I smiled for the rest of the ride. I love when Shyla surprises me with her courage!
A few weeks ago, a mountain lion started a walk well to the west of us. A trail cam recorded video as he walked past it.
I've spent many years figuring out parts of the favorite route of male lions as they pass through our area. I still have more to figure out - there are some big gaps in the route where I haven't figured out the scent posts. But, I do know parts of it well.
About a mile after the first footage, the lion passed another cam at a scent post.
Then, after another mile, covered in about 23 minutes, he passed my favorite scent post under a Ponderosa Pine tree on the saddle of a ridge.
Covering a mile in 23 minutes is a decent pace.
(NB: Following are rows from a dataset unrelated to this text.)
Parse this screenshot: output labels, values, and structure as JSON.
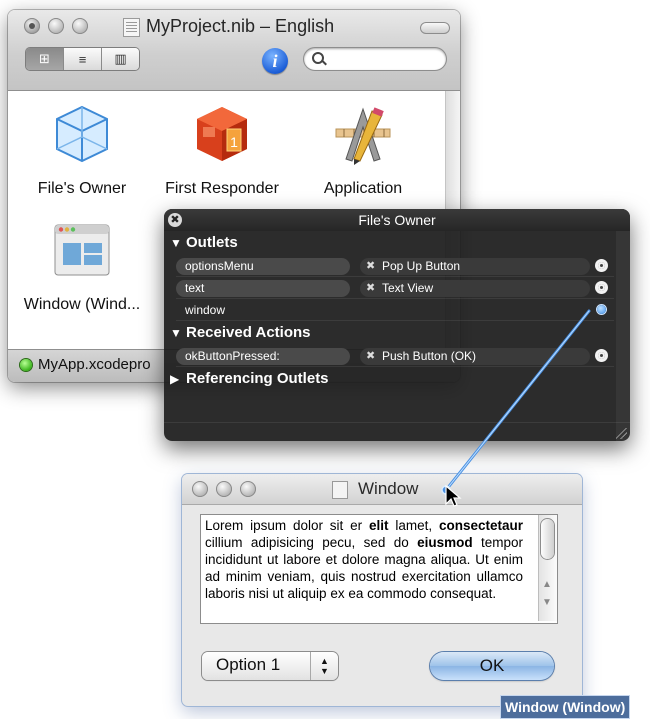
{
  "nib_window": {
    "title": "MyProject.nib – English",
    "view_modes": [
      "icons",
      "list",
      "columns"
    ],
    "active_view_mode": "icons",
    "info_label": "i",
    "search_placeholder": "",
    "objects": [
      {
        "label": "File's Owner",
        "icon": "cube-icon"
      },
      {
        "label": "First Responder",
        "icon": "first-responder-icon"
      },
      {
        "label": "Application",
        "icon": "application-icon"
      },
      {
        "label": "Window (Wind...",
        "icon": "window-icon"
      }
    ],
    "status": "MyApp.xcodepro",
    "status_color": "#3bb51c"
  },
  "connections_panel": {
    "title": "File's Owner",
    "close_glyph": "✖",
    "sections": {
      "outlets": "Outlets",
      "received_actions": "Received Actions",
      "referencing_outlets": "Referencing Outlets"
    },
    "outlets": [
      {
        "name": "optionsMenu",
        "target": "Pop Up Button"
      },
      {
        "name": "text",
        "target": "Text View"
      },
      {
        "name": "window",
        "target": ""
      }
    ],
    "actions": [
      {
        "name": "okButtonPressed:",
        "target": "Push Button (OK)"
      }
    ],
    "x_glyph": "✖",
    "connection_color": "#4a90e2"
  },
  "window": {
    "title": "Window",
    "text_segments": [
      {
        "t": "Lorem ipsum dolor sit er ",
        "b": false
      },
      {
        "t": "elit",
        "b": true
      },
      {
        "t": " lamet, ",
        "b": false
      },
      {
        "t": "consectetaur",
        "b": true
      },
      {
        "t": " cillium adipisicing pecu, sed do ",
        "b": false
      },
      {
        "t": "eiusmod",
        "b": true
      },
      {
        "t": " tempor incididunt ut labore et dolore magna aliqua. Ut enim ad minim veniam, quis nostrud exercitation ullamco laboris nisi ut aliquip ex ea commodo consequat.",
        "b": false
      }
    ],
    "popup_value": "Option 1",
    "ok_label": "OK"
  },
  "tooltip": "Window (Window)"
}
Along the route that the lion would have taken to get from one scent post to the next one, our dogs found a freshly killed fawn that morning. At first, I assumed that the lion had killed it. However, after looking at the time that the lion spent traveling from one scent post to the next, I don't think that he had enough time to have done it.
After the dogs found the carcass, I placed a cam by it to see what animal came to eat it. It was a bobcat. And, the bobcat covered the carcass with dirt to save it for later, I began to wonder if the bobcat could have been the one who killed the fawn. I have trouble imagining the bobcat fighting off the fawn's mother... but perhaps he did.
Here's the bobcat hiding the small carcass.
With that side tale told, I'll go back to our lion who continued on his route to the east even as the sun rose and lit up the landscape. I love this bird's eye view - it feels as if I could be sitting on the hillside watching the lion through binoculars.
My last view of him that day was well to the east of here. First he marked the spot....
... and then he walked away.
I have a video that I compiled from all of the clips. I hope that you have time to check it out!
Thanks to our friends at Comedy Plus for hosting the Feline Friday Blog Hop and to the LLB Gang for hosting the Nature Friday Blog Hop.